So, farewell, North Park. You have blessed us and welcomed us into your lives, and we’ve enjoyed being your neighbors for the last couple of years.  We look forward to continuing as friends. And hello again, College Heights. It’s good to be back.

Here we go.

 

 

 

Lessons from Dad

I hope you had a pleasant Labor Day holiday weekend, and that you were able to do something fun with family or friends. I spent the weekend with my dad.

Dad & me 9-3-16Harry Louis Garison, Sr., is a remarkable man. Known to his friends as “Buddy,” he was born at home on August 25, 1928. When he got married, his father gave him an acre of land across the road, where dad built a house for his new bride. He still lives in that house where we grew up. Other than the three years when he was in the army, he has lived on that property in Orange County, Texas, his entire life.

Almost six years ago, my mom passed away from a stroke, and it was a hard blow for him, but he was determined to stay by himself, and he has. Well, not quite by himself – he has a gentle giant of a dog, an old German Shepherd named “Chica,” who is his faithful companion. My dad is also blessed with some great neighbors and good friends who regularly check on him and sometimes even bring him food.

Dad had a long career as a mechanic and a business owner. When we were boys, my brothers and I took turns working for him, and watching him and the way he carried himself has gone a long way towards making me who I am today.

The most important thing I’ve learned from my dad is that Christianity is not something you just talk about; it’s how you live. Dad has lived his life in accordance with the scripture that says, “Show me your faith without deeds, and I will show you my faith by what I do” (James 2:18).

Dependability, honesty, hard work, loyalty – these are the principles by which my dad has lived his life. It’s how he operated his business and how he raised his family. To this day, he is a role model for my brothers and me.

Something else I’ve learned from dad: patience. Whether it was fixing some stubborn problem on a car or dealing with a difficult customer, my dad always modeled patience for us, even though he would probably say he didn’t do a very good job at it.

In recent years, dad has shown great patience in another way. Dad has non-diabetic neuropathy, which has destroyed his balance and left him confined to a wheelchair. It has also turned his hands into claws, and left him unable to use his fingers. But he still lives by himself, dresses himself, and cooks his own food every day. He has gotten very creative in finding ways of doing things he used to do without thinking about it. He still gets them done; it just takes longer. But he is patient enough (and stubborn enough) to keep working on the chore in front of him, until he finishes it.
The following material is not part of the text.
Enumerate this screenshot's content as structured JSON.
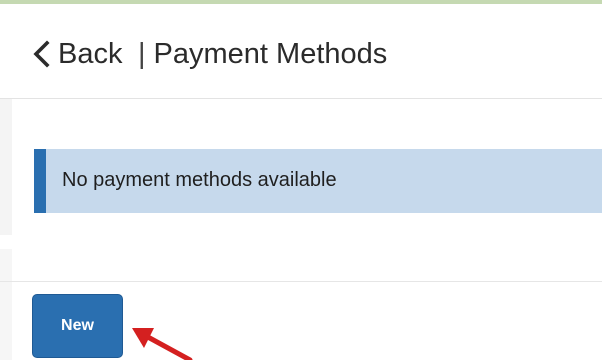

There’s a lot more I could say about my Dad, but one recent story reveals a lot about him. Dad enjoys ice cream as a treat, and he buys frozen goodies from the Schwan’s truck that comes to his house. Just the other day, he had bought a box of ice cream sandwiches, and decided he wanted one right then, so after the truck left, he opened the package and took one out, and was putting the box in the freezer above the refrigerator. As he was stretching up in his wheelchair, he slipped and fell, and spilled ice cream sandwiches everywhere. Just at that moment, his home health nurse arrived, and came into the kitchen to find him on the floor. “Oh my goodness!” she exclaimed. “What are you doing on the floor?”

“Never mind that,” he said. “Help me get this ice cream in the freezer before it melts!”

That’s my dad.